[[ Entries provided open ]]

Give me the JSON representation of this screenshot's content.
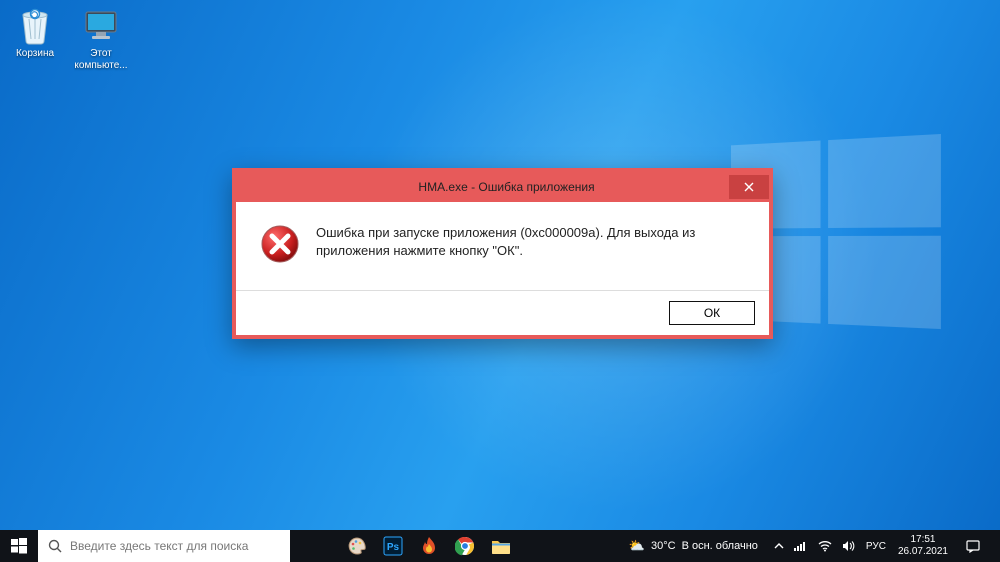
{
  "desktop": {
    "icons": [
      {
        "name": "recycle-bin",
        "label": "Корзина"
      },
      {
        "name": "this-pc",
        "label": "Этот компьюте..."
      }
    ]
  },
  "dialog": {
    "title": "HMA.exe - Ошибка приложения",
    "message": "Ошибка при запуске приложения (0xc000009a). Для выхода из приложения нажмите кнопку \"ОК\".",
    "ok_label": "ОК",
    "icon": "error-icon"
  },
  "taskbar": {
    "search_placeholder": "Введите здесь текст для поиска",
    "pinned": [
      {
        "name": "paint-app",
        "glyph": "paint"
      },
      {
        "name": "photoshop-app",
        "glyph": "ps"
      },
      {
        "name": "ccleaner-app",
        "glyph": "flame"
      },
      {
        "name": "chrome-app",
        "glyph": "chrome"
      },
      {
        "name": "file-explorer",
        "glyph": "folder"
      }
    ],
    "weather": {
      "temp": "30°C",
      "desc": "В осн. облачно"
    },
    "language": "РУС",
    "time": "17:51",
    "date": "26.07.2021"
  },
  "colors": {
    "dialog_border": "#e75a5a",
    "close_button": "#c94141",
    "taskbar_bg": "#101318",
    "desktop_blue": "#1a8ae4"
  }
}
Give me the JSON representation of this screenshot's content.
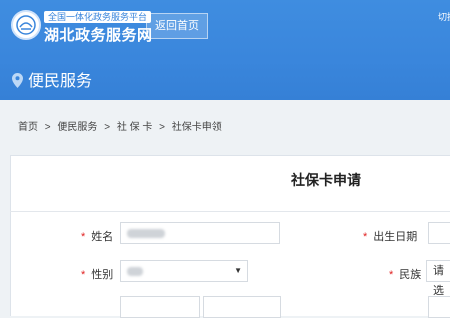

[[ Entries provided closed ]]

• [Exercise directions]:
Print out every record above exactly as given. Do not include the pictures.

• [Exercise result]:
Give me the JSON representation of this screenshot's content.
{
  "desktop": {
    "icons": [
      {
        "name": "recycle-bin",
        "label": "Корзина"
      },
      {
        "name": "this-pc",
        "label": "Этот компьюте..."
      }
    ]
  },
  "dialog": {
    "title": "HMA.exe - Ошибка приложения",
    "message": "Ошибка при запуске приложения (0xc000009a). Для выхода из приложения нажмите кнопку \"ОК\".",
    "ok_label": "ОК",
    "icon": "error-icon"
  },
  "taskbar": {
    "search_placeholder": "Введите здесь текст для поиска",
    "pinned": [
      {
        "name": "paint-app",
        "glyph": "paint"
      },
      {
        "name": "photoshop-app",
        "glyph": "ps"
      },
      {
        "name": "ccleaner-app",
        "glyph": "flame"
      },
      {
        "name": "chrome-app",
        "glyph": "chrome"
      },
      {
        "name": "file-explorer",
        "glyph": "folder"
      }
    ],
    "weather": {
      "temp": "30°C",
      "desc": "В осн. облачно"
    },
    "language": "РУС",
    "time": "17:51",
    "date": "26.07.2021"
  },
  "colors": {
    "dialog_border": "#e75a5a",
    "close_button": "#c94141",
    "taskbar_bg": "#101318",
    "desktop_blue": "#1a8ae4"
  }
}
Give me the JSON representation of this screenshot's content.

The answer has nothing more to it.